If you sincerely desire to share your life with another human being on a long-term basis you are going to have to reduce the amount of restrictions you have placed on who that person can be and what he/she can think or believe. Your illogical need to have someone agree with you on everything is ego-based. Lead with the heart and you’ll find that those disagreements of opinion don’t really matter in the scheme of things. In fact, differing opinions are an opportunity for you to learn something about the ‘other side’ of a topic and make a more well-rounded and honest assessment of a subject.

Inability to disagree is undermining love

I know many singles who won’t date someone who doesn’t share their opinion of President Trump. Does this make sense long-term? Do you really want to make someone’s opinion of a specific leader in a single point of time a make-or-break? Consider that in a few years Trump will no longer be the leader – are you going to let something so transient determine who you love?

I suggest you sit down and make a list of what you consider to be the most important topics of agreement between you and a potential life partner. Which subjects are vital to a successful union and/or building a happy family and which are transitory? Which subjects reflect a shared moral and ethical perspective and which are simply divisive?

Once you’ve got a strong list of 3-5 major topics, put your focus on those only. When you review a profile or speak to a potential match, ask questions that reveal their perspective on those topics and let the small, insignificant disagreements slide. Or to quote another well-known gem, “don’t sweat the small stuff.”

Making it last

One of the main characteristics of couples who are successful at building strong, healthy, and long-lasting relationships is their understanding of what is and what isn’t important when choosing a partner. Being so strongly tied to your opinions that you refuse to tolerate a partner with differing ones is likely not going to land you in a relationship with Mr./Ms. Perfect; it will more likely keep you isolated and alone. Let your plethora of opinions spark interesting conversations and intellectual debates; don’t use them to weed out the love of your life.
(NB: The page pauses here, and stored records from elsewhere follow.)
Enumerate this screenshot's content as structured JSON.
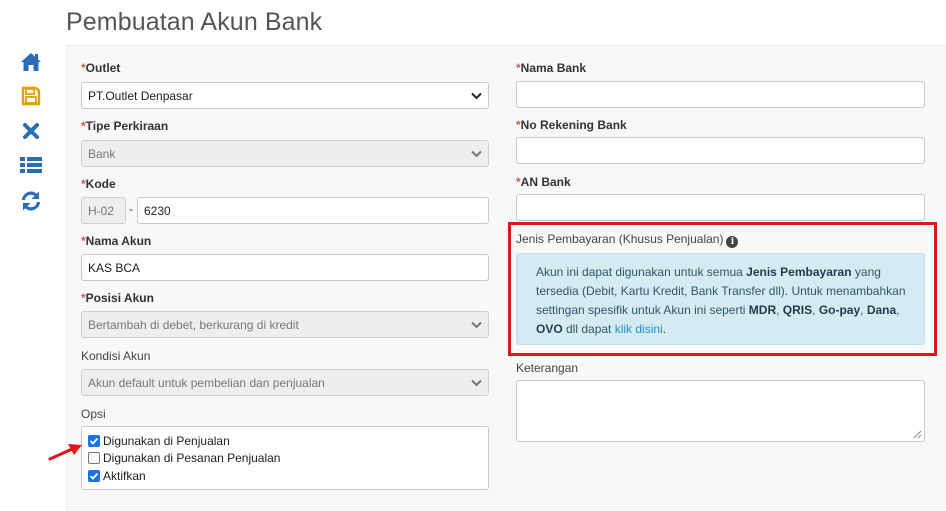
{
  "page": {
    "title": "Pembuatan Akun Bank"
  },
  "sidebar": {
    "icons": [
      "home-icon",
      "save-icon",
      "close-icon",
      "list-icon",
      "refresh-icon"
    ],
    "color": "#2a6db5"
  },
  "form": {
    "required_mark": "*",
    "outlet": {
      "label": "Outlet",
      "value": "PT.Outlet Denpasar"
    },
    "tipe_perkiraan": {
      "label": "Tipe Perkiraan",
      "value": "Bank"
    },
    "kode": {
      "label": "Kode",
      "prefix": "H-02",
      "separator": "-",
      "value": "6230"
    },
    "nama_akun": {
      "label": "Nama Akun",
      "value": "KAS BCA"
    },
    "posisi_akun": {
      "label": "Posisi Akun",
      "value": "Bertambah di debet, berkurang di kredit"
    },
    "kondisi_akun": {
      "label": "Kondisi Akun",
      "value": "Akun default untuk pembelian dan penjualan"
    },
    "opsi": {
      "label": "Opsi",
      "items": [
        {
          "label": "Digunakan di Penjualan",
          "checked": true
        },
        {
          "label": "Digunakan di Pesanan Penjualan",
          "checked": false
        },
        {
          "label": "Aktifkan",
          "checked": true
        }
      ]
    },
    "nama_bank": {
      "label": "Nama Bank",
      "value": ""
    },
    "no_rekening": {
      "label": "No Rekening Bank",
      "value": ""
    },
    "an_bank": {
      "label": "AN Bank",
      "value": ""
    },
    "jenis_pembayaran": {
      "label": "Jenis Pembayaran (Khusus Penjualan)",
      "info_icon": "info-icon",
      "alert": {
        "t1": "Akun ini dapat digunakan untuk semua ",
        "b1": "Jenis Pembayaran",
        "t2": " yang tersedia (Debit, Kartu Kredit, Bank Transfer dll). Untuk menambahkan settingan spesifik untuk Akun ini seperti ",
        "b2": "MDR",
        "t3": ", ",
        "b3": "QRIS",
        "t4": ", ",
        "b4": "Go-pay",
        "t5": ", ",
        "b5": "Dana",
        "t6": ", ",
        "b6": "OVO",
        "t7": " dll dapat ",
        "link": "klik disini",
        "t8": "."
      }
    },
    "keterangan": {
      "label": "Keterangan",
      "value": ""
    }
  },
  "annotation": {
    "highlight_color": "#e3141d",
    "arrow_color": "#e3141d"
  }
}
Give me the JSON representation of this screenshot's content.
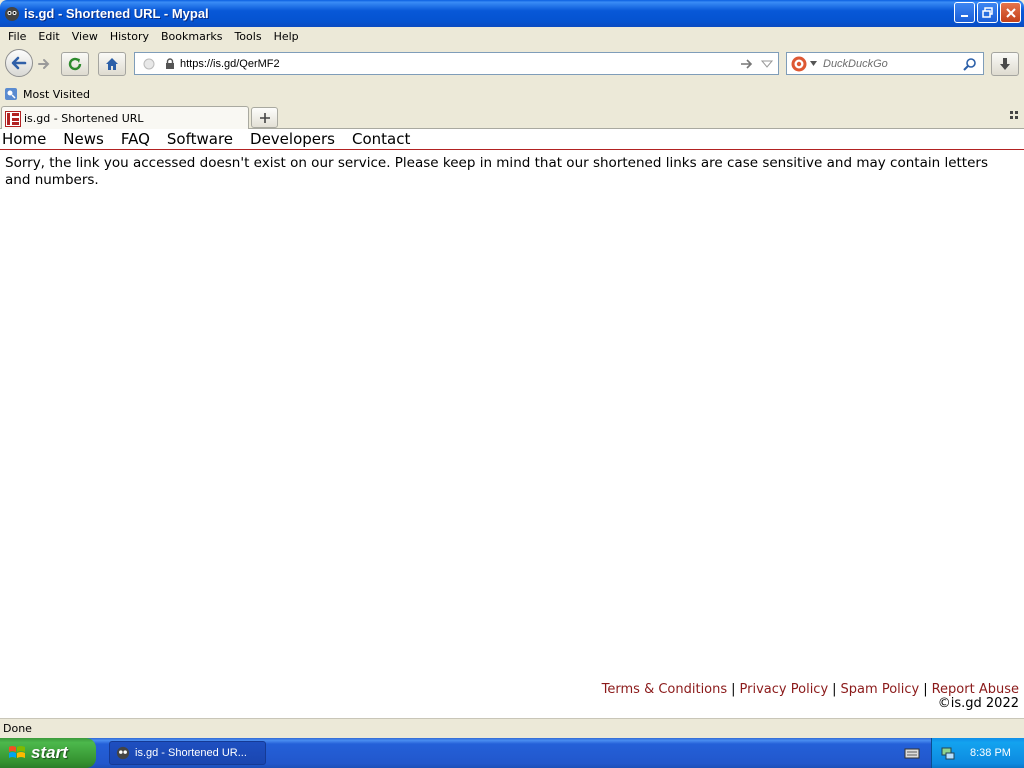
{
  "window": {
    "title": "is.gd - Shortened URL - Mypal"
  },
  "menu": [
    "File",
    "Edit",
    "View",
    "History",
    "Bookmarks",
    "Tools",
    "Help"
  ],
  "navbar": {
    "url": "https://is.gd/QerMF2",
    "search_placeholder": "DuckDuckGo"
  },
  "bookmarks": {
    "most_visited": "Most Visited"
  },
  "tabs": [
    {
      "label": "is.gd - Shortened URL"
    }
  ],
  "page": {
    "nav": [
      "Home",
      "News",
      "FAQ",
      "Software",
      "Developers",
      "Contact"
    ],
    "message": "Sorry, the link you accessed doesn't exist on our service. Please keep in mind that our shortened links are case sensitive and may contain letters and numbers.",
    "footer": {
      "links": [
        "Terms & Conditions",
        "Privacy Policy",
        "Spam Policy",
        "Report Abuse"
      ],
      "copyright": "©is.gd 2022"
    }
  },
  "status": "Done",
  "taskbar": {
    "start_label": "start",
    "task_label": "is.gd - Shortened UR...",
    "clock": "8:38 PM"
  },
  "colors": {
    "link": "#8b1a1a",
    "nav_rule": "#b22222",
    "titlebar": "#0858d8"
  }
}
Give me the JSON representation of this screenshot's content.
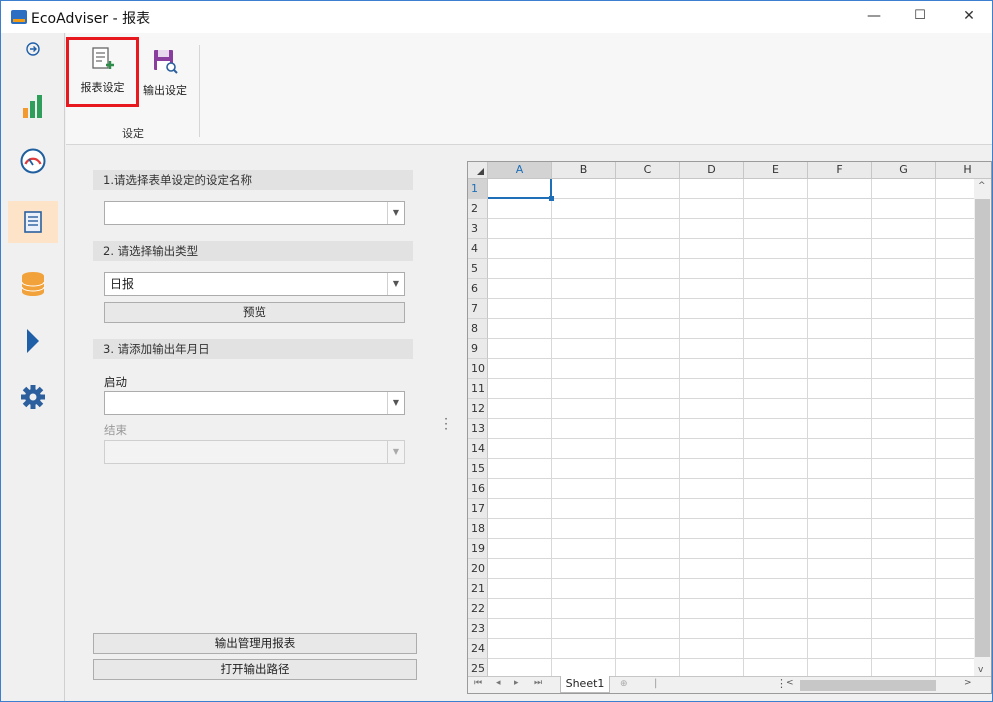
{
  "window": {
    "title": "EcoAdviser - 报表",
    "minimize": "—",
    "maximize": "☐",
    "close": "✕"
  },
  "nav": {
    "items": [
      {
        "name": "expand-icon"
      },
      {
        "name": "chart-icon"
      },
      {
        "name": "gauge-icon"
      },
      {
        "name": "report-icon",
        "active": true
      },
      {
        "name": "database-icon"
      },
      {
        "name": "play-icon"
      },
      {
        "name": "settings-icon"
      }
    ]
  },
  "ribbon": {
    "report_settings": "报表设定",
    "output_settings": "输出设定",
    "group_label": "设定"
  },
  "panel": {
    "section1": "1.请选择表单设定的设定名称",
    "section1_value": "",
    "section2": "2. 请选择输出类型",
    "output_type_value": "日报",
    "preview_button": "预览",
    "section3": "3. 请添加输出年月日",
    "start_label": "启动",
    "start_value": "",
    "end_label": "结束",
    "end_value": "",
    "admin_report_button": "输出管理用报表",
    "open_output_path_button": "打开输出路径"
  },
  "spreadsheet": {
    "columns": [
      "A",
      "B",
      "C",
      "D",
      "E",
      "F",
      "G",
      "H"
    ],
    "rows": [
      "1",
      "2",
      "3",
      "4",
      "5",
      "6",
      "7",
      "8",
      "9",
      "10",
      "11",
      "12",
      "13",
      "14",
      "15",
      "16",
      "17",
      "18",
      "19",
      "20",
      "21",
      "22",
      "23",
      "24",
      "25"
    ],
    "active_cell": "A1",
    "sheet_tab": "Sheet1"
  }
}
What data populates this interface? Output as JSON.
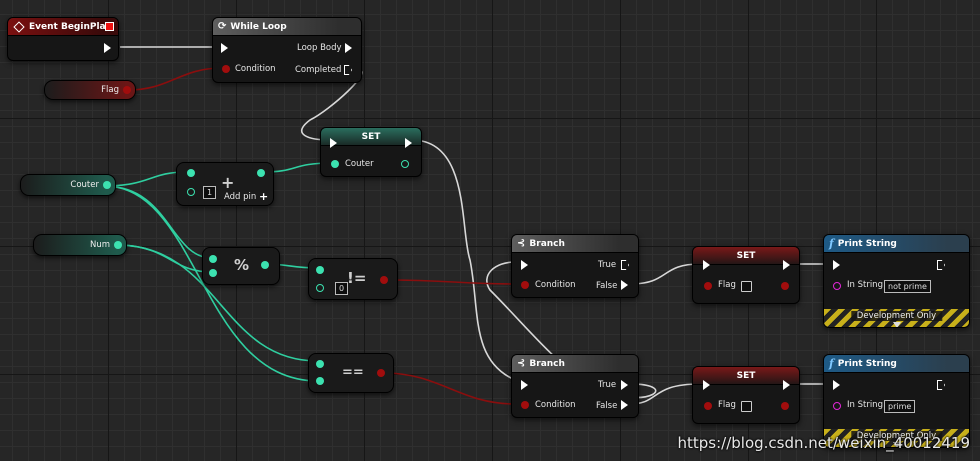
{
  "nodes": {
    "begin_play": {
      "title": "Event BeginPlay"
    },
    "while_loop": {
      "title": "While Loop",
      "condition": "Condition",
      "loop_body": "Loop Body",
      "completed": "Completed"
    },
    "flag_var": {
      "label": "Flag"
    },
    "set_top": {
      "title": "SET",
      "pin": "Couter"
    },
    "couter_var": {
      "label": "Couter"
    },
    "num_var": {
      "label": "Num"
    },
    "add_node": {
      "symbol": "+",
      "default_value": "1",
      "add_pin": "Add pin"
    },
    "mod_node": {
      "symbol": "%"
    },
    "not_equal_node": {
      "symbol": "!=",
      "default_value": "0"
    },
    "equal_node": {
      "symbol": "=="
    },
    "branch_1": {
      "title": "Branch",
      "condition": "Condition",
      "true": "True",
      "false": "False"
    },
    "branch_2": {
      "title": "Branch",
      "condition": "Condition",
      "true": "True",
      "false": "False"
    },
    "set_flag_1": {
      "title": "SET",
      "pin": "Flag"
    },
    "set_flag_2": {
      "title": "SET",
      "pin": "Flag"
    },
    "print_1": {
      "title": "Print String",
      "in_string": "In String",
      "value": "not prime",
      "dev_only": "Development Only"
    },
    "print_2": {
      "title": "Print String",
      "in_string": "In String",
      "value": "prime",
      "dev_only": "Development Only"
    }
  },
  "watermark": "https://blog.csdn.net/weixin_40012419",
  "colors": {
    "exec": "#ffffff",
    "integer": "#3ce2b0",
    "boolean": "#a10d0d",
    "string": "#e226d8"
  }
}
For additional tips on how to be more tolerant of different opinions, check out this wikihow article.

Check out my previous article, Are Common Interests Important.